Selling Different Versions of the Same Product – Robustly!
Because consumers vary in their needs and their willingness-to-pay for them, companies offer different versions of the same product at different prices. A new research paper by PhD student Jun Han and Prof. Thomas Weber on “Price Discrimination with Robust Beliefs” develops a method with which companies can design and price product versions without having to know their consumer base exactly. The paper appeared in the April 2023 issue of the European Journal of Operational Research. The research results leverage the concept of “relative robustness,” which has been a longstanding research interest at the Chair of Operations, Economics and Strategy.
The idea of offering different versions of the same product dates back more than one hundred years, when publishers realized that selling the same book with different paper qualities and bindings could be done at very different prices, so as to attract very different types of customers. Thus, the practice of “price discrimination” has firmly taken hold in our economy, allowing companies to respond better to customer needs and at the same time to increase their ability to extract surplus, when maximizing their expected profits. In economics, this problem—sometimes referred to as “screening”—led to Joseph Stiglitz winning the Nobel Prize in Economics in 2001. It consists of extracting a piece of private information from an agent (such as his willingness-to-pay) by offering a menu of options, so that by selecting his most preferred option, the agent would end up revealing his private piece of information. The corresponding optimal (i.e., profit-maximizing) design of a “product menu” relies on the firm’s beliefs about how likely it is to encounter any given “type” of customer, where a “type” refers to a specific piece of private information (such as a low or high willingness-to-pay). The research paper tackles this problem when the designer of the economic mechanism (i.e., the company) does not really know what beliefs about the different types would be reasonable to have, that is, there is “belief ambiguity.” When comparing the results in the paper to a standard linear-quadratic two-type screening model widely used in the literature, it is remarkable that it is possible to guarantee that the optimal robust product menu (in the absence of valid beliefs) always achieves at least 75% of the optimal expected profits when the relative frequencies of consumer types are perfectly known.
The present research paper  is part of an ongoing project on “relatively robust decisions” at the Chair of Operations, Economics and Strategy (OES) at EPFL, as formalized in . The project also relates to earlier work by Prof.

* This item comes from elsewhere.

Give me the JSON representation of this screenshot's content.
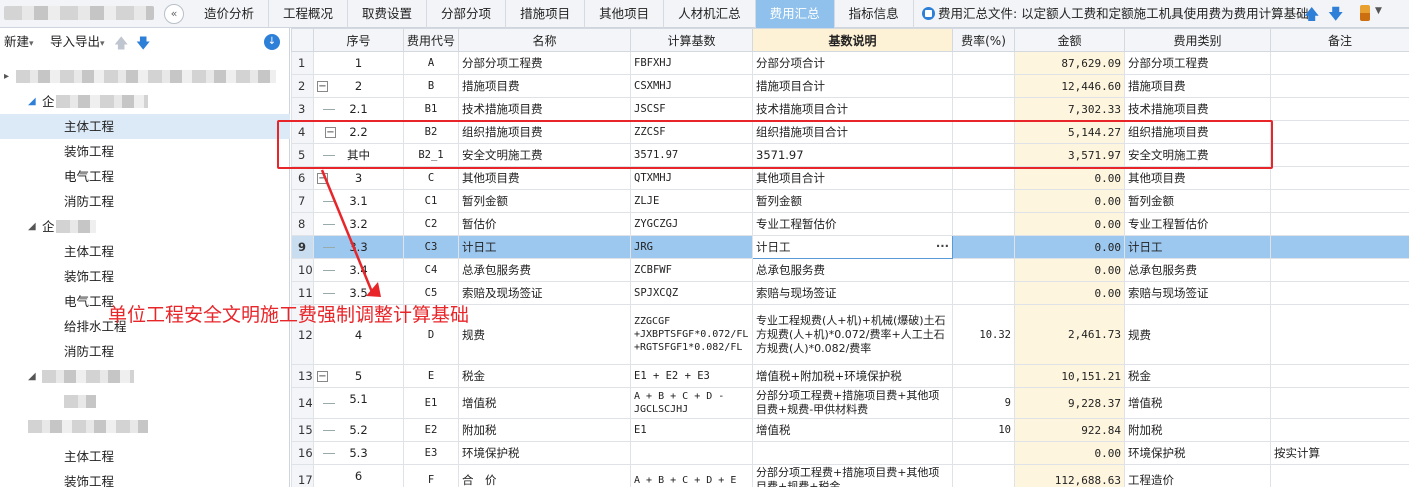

Weber on fair welfare maximization , which featured a relative performance index quite similar to the one used in the latest research.
This paper considers the problem of second-degree price discrimination when the type distribution is unknown or imperfectly specified by means of an ambiguity set. As robustness measure we use a performance index, equivalent to relative regret, which quantifies the worst-case attainment ratio between actual payoff and ex-post optimal payoff. We provide a simple representation of this performance index, as the lower envelope of two boundary performance ratios, relative to beliefs that lie at the boundary of the ambiguity set. A characterization of the solution to the underlying robust identification problem is given, which leads to a robust product portfolio, for which we also determine the worst-case performance over all possible consumer types. For a standard linear-quadratic specification of the robust screening model, a worst-case performance index of 75% guarantees that the robust product portfolio exhibits a profitability that lies within a 25%-band of an ex-post optimal product portfolio, over all possible model parameters and beliefs. Finally, a numerical comparison benchmarks the robust solution against a number of alternative belief heuristics.
 Han, J., Weber, T.A. (2023) “Price Discrimination with Robust Beliefs,” European Journal of Operational Research, Vol. 306, No. 2, pp. 795—809.
[DOI: https://doi.org/10.1016/j.ejor.2022.08.022; open access]
 Weber, T.A. (2023) “Relatively Robust Decisions,” Theory and Decision, Vol. 94, No. 1, pp. 35—62. [DOI: https://doi.org/10.1007/s11238-022-09866-z; open access]
 Goel, A., Meyerson, A., Weber, T.A. (2009) “Fair Welfare Maximization,” Economic Theory, Vol. 41, No. 3, pp. 465—494. [DOI: 10.1007/s00199-008-0406-0]